We all know that karate is good as an overall system for self-defense, exercise and good mental and physical health. And, because of the various techniques and combinations of techniques, karate is a good tool to help with concentration. But, did you know that karate is a great way to meditate?
In general, karate, especially Shotokan karate, is a fast, hard martial arts form whose strategy focuses on quick, straight direct strikes. And, like most traditional martial arts, there are preset forms that incorporate techniques to simulate fighting situations. These preset moves are called katas. In Shotokan karate, there are twenty-six formal katas. As the student learns the katas; the need to think about the stances, twists, punches and kicks becomes part of his or her muscle memory. So, it is always essential to practice.
In training, variations on the twenty-six katas helps the student open their mind to possibilities. This also helps the student understand possible applications of the kata or what’s called bunkai, But, what happens when you slow down the first five katas, known in the Shotokan sytle as Heian katas to a very slow and steady pace.
As in the book, Moving Zen, the martial spirit is that of quietness. Practicing a slow form of the katas can enhance that quietness. Slowing down the katas and focusing on precise breath control, muscle control and mind control can move the student into a form of moving meditation.
As in all meditation, the development of a quiet, restful mind is of primary importance.

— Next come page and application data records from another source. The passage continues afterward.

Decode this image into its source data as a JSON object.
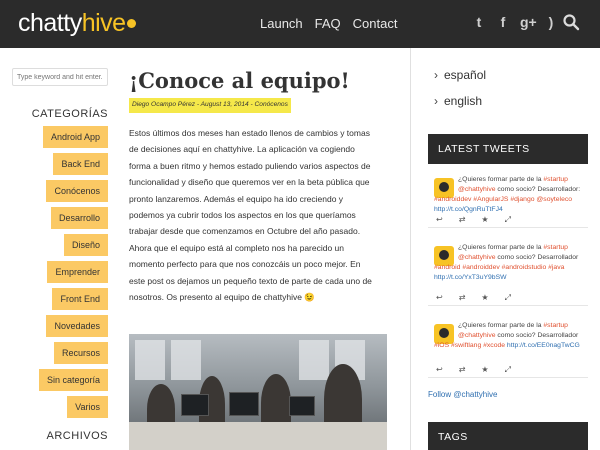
{
  "header": {
    "logo_text": "chatty",
    "logo_accent": "hive",
    "nav": [
      "Launch",
      "FAQ",
      "Contact"
    ],
    "social_icons": [
      "twitter-icon",
      "facebook-icon",
      "google-plus-icon",
      "rss-icon"
    ],
    "social_glyphs": [
      "t",
      "f",
      "g+",
      ")"
    ]
  },
  "sidebar_left": {
    "search_placeholder": "Type keyword and hit enter...",
    "categories_title": "CATEGORÍAS",
    "categories": [
      "Android App",
      "Back End",
      "Conócenos",
      "Desarrollo",
      "Diseño",
      "Emprender",
      "Front End",
      "Novedades",
      "Recursos",
      "Sin categoría",
      "Varios"
    ],
    "archives_title": "ARCHIVOS"
  },
  "post": {
    "title": "¡Conoce al equipo!",
    "meta": "Diego Ocampo Pérez - August 13, 2014 - Conócenos",
    "body": "Estos últimos dos meses han estado llenos de cambios y tomas de decisiones aquí en chattyhive. La aplicación va cogiendo forma a buen ritmo y hemos estado puliendo varios aspectos de funcionalidad y diseño que queremos ver en la beta pública que pronto lanzaremos. Además el equipo ha ido creciendo y podemos ya cubrir todos los aspectos en los que queríamos trabajar desde que comenzamos en Octubre del año pasado. Ahora que el equipo está al completo nos ha parecido un momento perfecto para que nos conozcáis un poco mejor. En este post os dejamos un pequeño texto de parte de cada uno de nosotros. Os presento al equipo de chattyhive 😉"
  },
  "sidebar_right": {
    "languages": [
      "español",
      "english"
    ],
    "tweets_title": "LATEST TWEETS",
    "tweets": [
      {
        "intro": "¿Quieres formar parte de la",
        "tags1": "#startup",
        "mid": "@chattyhive",
        "mid2": "como socio? Desarrollador:",
        "tags2": "#androiddev #AngularJS #django @soyteleco",
        "link": "http://t.co/QgnRuTtFJ4"
      },
      {
        "intro": "¿Quieres formar parte de la",
        "tags1": "#startup",
        "mid": "@chattyhive",
        "mid2": "como socio? Desarrollador",
        "tags2": "#android #androiddev #androidstudio #java",
        "link": "http://t.co/YxT3uY9bSW"
      },
      {
        "intro": "¿Quieres formar parte de la",
        "tags1": "#startup",
        "mid": "@chattyhive",
        "mid2": "como socio? Desarrollador",
        "tags2": "#iOS #swiftlang #xcode",
        "link": "http://t.co/EE0nagTwCG"
      }
    ],
    "tweet_actions": [
      "↩",
      "⇄",
      "★",
      "⤢"
    ],
    "follow_text": "Follow @chattyhive",
    "tags_title": "TAGS"
  }
}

Without getting into discussion about energy flow, organ and meridian alignment, etc., we’ll just focus on the use of slow, flowing movements combined with steady breathing to use as a basis of using katas as a form of moving meditation – a means of relaxing both the body and mind.
Tai Chi and Qiqong, are two martial art forms that turned the martial movements into slow flowing movements, while incorporating breath control and the quieting of the mind and became a type meditation that students of all ages can do. Taking that same example, by slowing and smoothing the delivery of some of the punches and kicks found within the kata, we are able to apply some of the meditation principles found in Tai Chi and Qiqong.
To begin, stand in a natural stance, with your feet approximately should width a part. Let your arms hang loosely to your side. Now, inhale naturally and on the exhale, slowly move into the first move of your chosen kata, ending the exhale at the end of the movement. I would suggest starting with the Shotokan kata, Heian Shodan. If you study another style, there may be a beginner kata in your system that is similar. Try to work up to breaking each move into a natural four to eight-count movement; inhaling between movements and exhaling during the execution of the movement.
Initially, you may find that your focus is on executing the movement within the ten-count. We get so used to performing the kata fast, that it really becomes a challenge to slow it down and literally stretch it out to such a degree. As you work up to the four to eight-count, you may notice that your muscles are working a little harder, it takes a little more concentration to remain relaxed and you are inclined to hold your breath.
You may find that when you complete the kata, you will feel like you’ve had a full workout – sweat and all. It may take some time to work up to the ten-count between moves, so don’t push it too fast. You may have to start with a two or four-count between moves. Your goal is to relax your mind and your body. The mind is being relaxed initially by focusing on the slow, smooth movements of the modified kata and then on the breathing throughout the kata. The more natural it becomes, the more you will notice that your mind becomes clear and you’re totally in the moment.
Something else you may find, is that by practicing the kata slowly and more deliberately, when you return to performing the kata at full speed, your mind remains clear, the stances remain firm, body placement is correct and you have a different sense of confidence in your execution.
The beauty of combining kata and meditation is that there’s only an up-side. So, give it a try.